Another beneficiary from the scheme is Betsi Cadwaladr University Health Board. Chief Executive, Jo Whitehead, said: “World-class communications are essential to us so that we can ensure our services meet the needs of the local population. Faster, more reliable connections can transform the way we live and work. The better broadband supports our teams and systems across North Wales to become more resilient.”   


The £6.5million scheme, the largest of its kind in Wales, extends fibre connectivity across the public sector alongside wider investment in communities from both Governments. This includes services within rural communities that have previously suffered from poor digital connectivity but are now receiving more reliable, faster broadband connections. 


Councillor Dyfrig Siencyn, Chair of the Economic Ambition Board, said: “We all know the pressure that this sector has faced over the past two years - being able to play a part in helping those services operate more efficiently is worthwhile.”   


“No longer is fast connectivity nice to have, it is a necessity and will continue to grow over the coming years. Our LFFN scheme has meant faster and more reliable connections at key sites, including rural communities, which will help services and businesses across North Wales work better and become more productive in the longer term.”   


Funded by the UK Government, the scheme has also involved upgrading connectivity for council buildings across the region.


UK Government’s Digital Infrastructure Minister, Julia Lopez, said:

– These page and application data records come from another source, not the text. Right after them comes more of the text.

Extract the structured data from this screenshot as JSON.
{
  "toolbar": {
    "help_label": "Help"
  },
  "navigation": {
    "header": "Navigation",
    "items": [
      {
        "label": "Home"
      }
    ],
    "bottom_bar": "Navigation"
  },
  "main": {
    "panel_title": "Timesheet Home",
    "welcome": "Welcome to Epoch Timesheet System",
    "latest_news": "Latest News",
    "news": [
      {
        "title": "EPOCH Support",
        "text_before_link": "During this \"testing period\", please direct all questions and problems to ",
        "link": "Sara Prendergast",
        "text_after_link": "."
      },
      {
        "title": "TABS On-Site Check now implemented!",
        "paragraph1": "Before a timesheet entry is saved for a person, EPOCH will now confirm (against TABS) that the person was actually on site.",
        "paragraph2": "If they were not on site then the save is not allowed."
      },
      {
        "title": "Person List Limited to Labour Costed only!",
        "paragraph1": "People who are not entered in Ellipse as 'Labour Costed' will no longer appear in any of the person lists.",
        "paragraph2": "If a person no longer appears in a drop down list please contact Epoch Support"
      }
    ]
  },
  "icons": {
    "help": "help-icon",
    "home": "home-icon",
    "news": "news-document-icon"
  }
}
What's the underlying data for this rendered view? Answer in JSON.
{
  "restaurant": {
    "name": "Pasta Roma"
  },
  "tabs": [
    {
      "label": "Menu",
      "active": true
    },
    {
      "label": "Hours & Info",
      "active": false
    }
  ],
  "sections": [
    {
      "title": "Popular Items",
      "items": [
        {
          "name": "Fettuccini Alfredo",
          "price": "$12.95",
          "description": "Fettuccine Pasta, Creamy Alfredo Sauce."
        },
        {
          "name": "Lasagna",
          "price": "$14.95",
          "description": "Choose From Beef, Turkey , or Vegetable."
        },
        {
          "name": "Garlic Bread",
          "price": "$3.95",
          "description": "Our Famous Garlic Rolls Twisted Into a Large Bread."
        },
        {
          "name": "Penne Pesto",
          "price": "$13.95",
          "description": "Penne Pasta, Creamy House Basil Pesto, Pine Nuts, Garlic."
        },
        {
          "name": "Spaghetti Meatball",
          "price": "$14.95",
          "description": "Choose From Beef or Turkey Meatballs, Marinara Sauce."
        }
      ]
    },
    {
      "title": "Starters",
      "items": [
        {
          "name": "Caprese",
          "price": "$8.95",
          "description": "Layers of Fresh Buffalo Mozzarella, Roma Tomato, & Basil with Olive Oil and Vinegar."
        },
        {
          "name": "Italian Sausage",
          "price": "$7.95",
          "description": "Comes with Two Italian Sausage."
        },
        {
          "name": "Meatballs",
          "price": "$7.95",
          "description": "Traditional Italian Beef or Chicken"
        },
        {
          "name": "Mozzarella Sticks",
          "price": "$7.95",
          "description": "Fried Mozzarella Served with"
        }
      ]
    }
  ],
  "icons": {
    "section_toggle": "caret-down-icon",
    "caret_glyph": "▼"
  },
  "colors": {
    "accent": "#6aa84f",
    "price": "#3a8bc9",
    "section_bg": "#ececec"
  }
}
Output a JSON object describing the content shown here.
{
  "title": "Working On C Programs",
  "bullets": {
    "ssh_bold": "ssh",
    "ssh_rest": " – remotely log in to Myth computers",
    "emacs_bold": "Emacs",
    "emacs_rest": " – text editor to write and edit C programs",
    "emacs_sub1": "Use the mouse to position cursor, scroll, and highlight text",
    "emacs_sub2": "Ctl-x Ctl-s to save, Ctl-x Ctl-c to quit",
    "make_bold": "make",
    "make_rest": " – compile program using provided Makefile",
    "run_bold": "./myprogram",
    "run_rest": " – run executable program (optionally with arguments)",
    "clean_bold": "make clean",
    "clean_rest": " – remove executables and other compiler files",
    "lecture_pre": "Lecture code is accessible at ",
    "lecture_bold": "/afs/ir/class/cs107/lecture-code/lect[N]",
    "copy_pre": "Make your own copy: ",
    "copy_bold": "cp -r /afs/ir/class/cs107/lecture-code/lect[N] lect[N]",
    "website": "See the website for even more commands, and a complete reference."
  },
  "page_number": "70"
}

 “I'm proud to hear our broadband investment is making a difference for people in North Wales. This is levelling-up in action, boosting public services with the best possible broadband, no matter where people live.
"It is just the start of our plan to boost broadband in Wales, with thousands of hard-to-reach homes and businesses set to get next-generation connections through our £5 billion Project Gigabit."